Dope Lemon honey peopleLead single Uptown Folks shows honey bones at its best. With a crunchy lead guitar that feels relaxingly melancholic, the song coasts on a pleasant groove, and it’s recorded in such a way that it feels like there’s a band playing in the room with you. Stone’s vocals are filtered and delayed, lending the song a psychedelic edge, and his lyrics show off a sardonic, poetic style that he’s never displayed before – “uptown folks, pay very well indeed”. F**k things Up isn’t the barn burner the title suggests, but is in fact a sombre rumination on regret, combining mellow guitar with a minimalist drum machine beat.
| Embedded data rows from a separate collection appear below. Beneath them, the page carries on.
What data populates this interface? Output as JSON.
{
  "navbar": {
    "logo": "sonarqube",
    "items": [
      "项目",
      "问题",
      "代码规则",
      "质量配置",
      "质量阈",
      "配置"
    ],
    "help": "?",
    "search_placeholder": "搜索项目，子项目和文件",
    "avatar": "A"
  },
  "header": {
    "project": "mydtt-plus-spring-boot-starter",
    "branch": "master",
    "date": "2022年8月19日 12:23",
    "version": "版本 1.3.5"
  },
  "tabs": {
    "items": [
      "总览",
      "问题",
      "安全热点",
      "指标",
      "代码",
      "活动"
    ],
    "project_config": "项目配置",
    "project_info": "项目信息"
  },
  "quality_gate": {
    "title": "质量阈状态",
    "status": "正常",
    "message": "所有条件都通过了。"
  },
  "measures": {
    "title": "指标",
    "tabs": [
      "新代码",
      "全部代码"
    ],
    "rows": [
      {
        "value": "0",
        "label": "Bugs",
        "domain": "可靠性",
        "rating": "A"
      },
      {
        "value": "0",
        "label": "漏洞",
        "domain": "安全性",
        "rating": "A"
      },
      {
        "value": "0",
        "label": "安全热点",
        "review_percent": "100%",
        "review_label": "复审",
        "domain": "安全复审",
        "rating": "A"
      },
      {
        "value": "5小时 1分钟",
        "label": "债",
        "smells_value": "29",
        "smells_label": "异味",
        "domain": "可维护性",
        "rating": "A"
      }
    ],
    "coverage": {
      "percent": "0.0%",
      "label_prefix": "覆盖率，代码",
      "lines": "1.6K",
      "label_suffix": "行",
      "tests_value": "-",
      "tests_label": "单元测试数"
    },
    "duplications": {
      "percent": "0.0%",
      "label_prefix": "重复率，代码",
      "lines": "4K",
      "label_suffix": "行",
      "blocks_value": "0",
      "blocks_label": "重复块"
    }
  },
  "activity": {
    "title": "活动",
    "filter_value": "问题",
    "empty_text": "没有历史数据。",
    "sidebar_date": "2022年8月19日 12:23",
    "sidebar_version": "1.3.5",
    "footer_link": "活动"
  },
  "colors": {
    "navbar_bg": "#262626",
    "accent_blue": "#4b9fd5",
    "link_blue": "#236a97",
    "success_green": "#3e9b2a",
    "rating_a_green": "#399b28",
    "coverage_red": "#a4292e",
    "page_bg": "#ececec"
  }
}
Stone’s vocal style resembles Phosphorescent, as he sings “sometimes, you just f**k things up”. It’s actually quite moving in its simplicity, and shows Stone at his best.

All of the songs on the record are individually strong, but they don’t all fit together with any sort of coherence. The aforementioned two tracks are both excellent, but the alternate acoustic/electronic drumming gives the impression the tracks don’t coexist peacefully. The transitions between tracks are jarring, such as when the expansive psychedelia of the title track is suddenly switched for the anachronistic barroom blues styling of The Way You Do. Both tracks are pleasant, they just don’t sit well next to each other. As with much of Stone’s solo work, his love of experimenting has pushed him into creating strong songs, but at the cost of a memorable, consistent album.